The chief prosecutor in the southern city of Augsburg, who is investigating 80-year-old Cornelius Gurlitt on charges including tax evasion, acknowledged that some of the more than 1,400 works confiscated from his home in February 2012 clearly belonged to him. More than 400 of the paintings could be returned to Gurlitt.
"It is of key importance that works taken in connection with Nazi persecution be identified so that outstanding property claims can be settled and possible previous owners can exercise their rights," prosecutor Reinhard Nemetz said in a statement.
"At the same time, determining the provenance of the paintings also makes possible an identification of those artworks that without a doubt belong to the accused, whose return should be immediately offered to him," he added.
Nemetz said he had asked a task force appointed last week to identify such paintings "as soon as possible".
Gurlitt is the heir of a powerful art dealer tasked by the Nazis with selling works that they stole, extorted or seized in exchange for hard currency, and with handpicking masterpieces for a "Führer Museum" for Adolf Hitler in the Austrian city of Linz that was never built.
The task force said last week that of the 1,406 long-lost paintings,sketches and prints seized at Gurlitt's Munich flat, about 970 were suspected of being looted from Jewish families or taken from museums in a crackdown on avant-garde, "degenerate" art.
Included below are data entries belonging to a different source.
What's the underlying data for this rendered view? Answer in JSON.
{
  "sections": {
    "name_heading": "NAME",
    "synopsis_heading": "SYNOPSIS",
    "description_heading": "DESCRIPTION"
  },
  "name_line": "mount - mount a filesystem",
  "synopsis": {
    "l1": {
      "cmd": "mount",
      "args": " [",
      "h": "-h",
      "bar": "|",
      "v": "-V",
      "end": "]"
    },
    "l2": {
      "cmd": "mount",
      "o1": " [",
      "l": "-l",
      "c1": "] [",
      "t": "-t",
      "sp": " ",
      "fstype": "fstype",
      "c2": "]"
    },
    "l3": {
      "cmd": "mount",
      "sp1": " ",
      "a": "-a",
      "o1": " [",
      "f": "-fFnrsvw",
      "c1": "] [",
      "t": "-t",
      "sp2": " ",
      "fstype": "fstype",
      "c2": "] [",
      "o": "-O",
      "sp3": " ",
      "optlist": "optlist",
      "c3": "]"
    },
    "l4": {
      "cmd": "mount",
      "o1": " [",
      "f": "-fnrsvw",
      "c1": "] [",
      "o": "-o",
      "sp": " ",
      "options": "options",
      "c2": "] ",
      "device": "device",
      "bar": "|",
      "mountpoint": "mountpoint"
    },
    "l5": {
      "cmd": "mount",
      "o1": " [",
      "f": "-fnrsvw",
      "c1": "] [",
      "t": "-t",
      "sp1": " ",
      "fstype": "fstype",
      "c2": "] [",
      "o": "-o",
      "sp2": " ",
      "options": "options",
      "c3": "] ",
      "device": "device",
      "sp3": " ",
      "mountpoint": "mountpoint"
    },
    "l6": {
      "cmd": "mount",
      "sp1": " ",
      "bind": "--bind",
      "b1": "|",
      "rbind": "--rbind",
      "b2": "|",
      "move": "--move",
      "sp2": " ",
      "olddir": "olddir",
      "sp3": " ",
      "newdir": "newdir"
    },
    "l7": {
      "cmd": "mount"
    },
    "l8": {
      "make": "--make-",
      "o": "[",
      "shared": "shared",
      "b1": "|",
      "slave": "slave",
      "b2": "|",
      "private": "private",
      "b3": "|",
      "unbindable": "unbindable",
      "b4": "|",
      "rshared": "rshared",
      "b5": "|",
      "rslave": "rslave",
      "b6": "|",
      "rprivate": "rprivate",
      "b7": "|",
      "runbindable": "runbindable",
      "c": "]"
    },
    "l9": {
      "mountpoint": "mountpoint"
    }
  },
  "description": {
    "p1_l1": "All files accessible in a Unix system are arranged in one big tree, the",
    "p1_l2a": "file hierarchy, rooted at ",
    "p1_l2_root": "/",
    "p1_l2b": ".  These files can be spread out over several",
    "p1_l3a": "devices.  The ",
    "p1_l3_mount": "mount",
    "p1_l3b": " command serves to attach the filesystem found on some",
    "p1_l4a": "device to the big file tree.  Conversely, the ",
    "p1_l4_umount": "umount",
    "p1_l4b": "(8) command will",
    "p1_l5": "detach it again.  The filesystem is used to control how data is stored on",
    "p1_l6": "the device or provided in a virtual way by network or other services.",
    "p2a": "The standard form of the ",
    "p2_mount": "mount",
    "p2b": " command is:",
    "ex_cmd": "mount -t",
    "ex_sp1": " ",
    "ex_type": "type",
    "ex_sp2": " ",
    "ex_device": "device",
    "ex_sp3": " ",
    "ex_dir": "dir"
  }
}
Untangling the ownership of the works by the likes of Picasso, Matisse,Chagall, Renoir and Delacroix is expected to be a drawn-out process, complicated by Gurlitt's insistence that he will not give up the works without a fight.
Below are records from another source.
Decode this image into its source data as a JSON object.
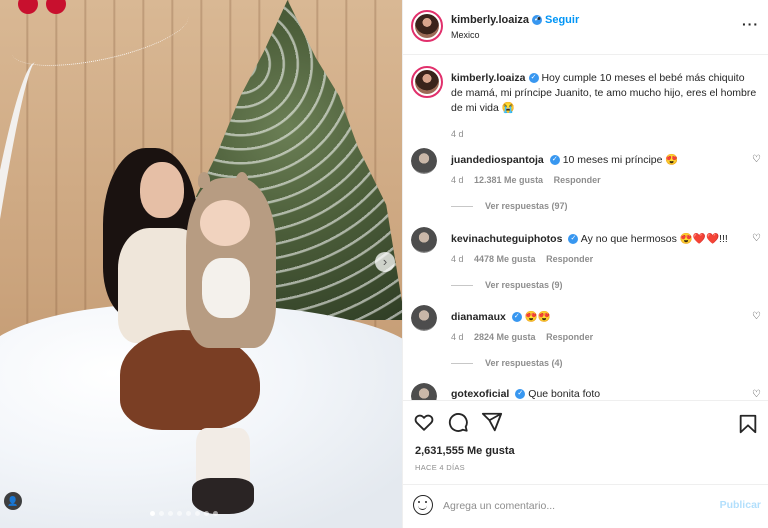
{
  "header": {
    "username": "kimberly.loaiza",
    "separator": "•",
    "follow_label": "Seguir",
    "location": "Mexico",
    "more_label": "···"
  },
  "caption": {
    "username": "kimberly.loaiza",
    "text": "Hoy cumple 10 meses el bebé más chiquito de mamá, mi príncipe Juanito, te amo mucho hijo, eres el hombre de mi vida 😭",
    "time": "4 d"
  },
  "comments": [
    {
      "username": "juandediospantoja",
      "text": "10 meses mi príncipe 😍",
      "time": "4 d",
      "likes": "12.381 Me gusta",
      "reply_label": "Responder",
      "replies": "Ver respuestas (97)"
    },
    {
      "username": "kevinachuteguiphotos",
      "text": "Ay no que hermosos 😍❤️❤️!!!",
      "time": "4 d",
      "likes": "4478 Me gusta",
      "reply_label": "Responder",
      "replies": "Ver respuestas (9)"
    },
    {
      "username": "dianamaux",
      "text": "😍😍",
      "time": "4 d",
      "likes": "2824 Me gusta",
      "reply_label": "Responder",
      "replies": "Ver respuestas (4)"
    },
    {
      "username": "gotexoficial",
      "text": "Que bonita foto",
      "time": "",
      "likes": "",
      "reply_label": "",
      "replies": ""
    }
  ],
  "actions": {
    "icons": [
      "heart-icon",
      "comment-icon",
      "share-icon",
      "bookmark-icon"
    ],
    "likes": "2,631,555 Me gusta",
    "posted": "HACE 4 DÍAS"
  },
  "composer": {
    "placeholder": "Agrega un comentario...",
    "publish_label": "Publicar"
  },
  "photo": {
    "arrow": "›",
    "tag_glyph": "👤"
  },
  "colors": {
    "accent": "#0095f6",
    "verified": "#3897f0",
    "muted": "#8e8e8e",
    "publish_disabled": "#b2dffc"
  }
}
"I will not give anything back voluntarily," a defiant Gurlitt told this week's Der Spiegel magazine.